Pratt & Whitney Rocketdyne was honored in the "Large Business – Product" category. The company has been providing space shuttle main engines to the Space Shuttle Program since 1971, with a proven track record of 100 percent mission success. Pratt & Whitney Rocketdyne's RS-68 and J-2X engines have been selected by NASA as key propulsion systems on both the Ares I and Ares V launch vehicles currently under development to support future exploration missions, including a return to the moon. Under a separate contract to NASA, the company is also developing key technologies for a deep throttling engine, which has several potential applications for future exploration spacecraft. The success of hardware supplied to Marshall by Pratt & Whitney Rocketdyne was found to be clear evidence of its unwavering commitment to process excellence at the Marshall Center.
Hernandez Engineering, Inc. received the "Small Business – Service" category award. Hernandez Engineering interfaces with virtually every program and project at the Marshall Center, providing expertise in flight and ground safety, reliability, maintainability, quality, project assurance, independent assessment, probabilistic risk assessment and risk management. Hernandez Engineering recently won the Safety and Mission Assurance services contract re-competition, having a potential duration of 10 years.
Sierra Lobo, Inc. received the "Small Business – Product" category award. The company provides engineering, management, and technical services to support research and development, manufacturing and test facilities. It operates a high-precision machine shop that performs a wide range of research and development fabrication and assembly work, and provides components and hardware integration for the International Space Station Environmental Control and Life Support System.

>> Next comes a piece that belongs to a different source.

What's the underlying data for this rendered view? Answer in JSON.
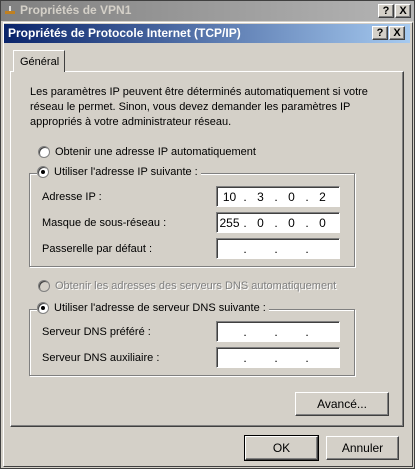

In partnering with Marshall, Sierra Lobo has demonstrated a sustained level of excellent performance, as well as a strong commitment to providing high-quality products.
As winners of the Marshall Contractor Excellence Award, these contractors are eligible to be submitted as the center’s 2007 nominees for the NASA George M. Low Award, the agency’s most prestigious award for quality and performance in the aerospace industry.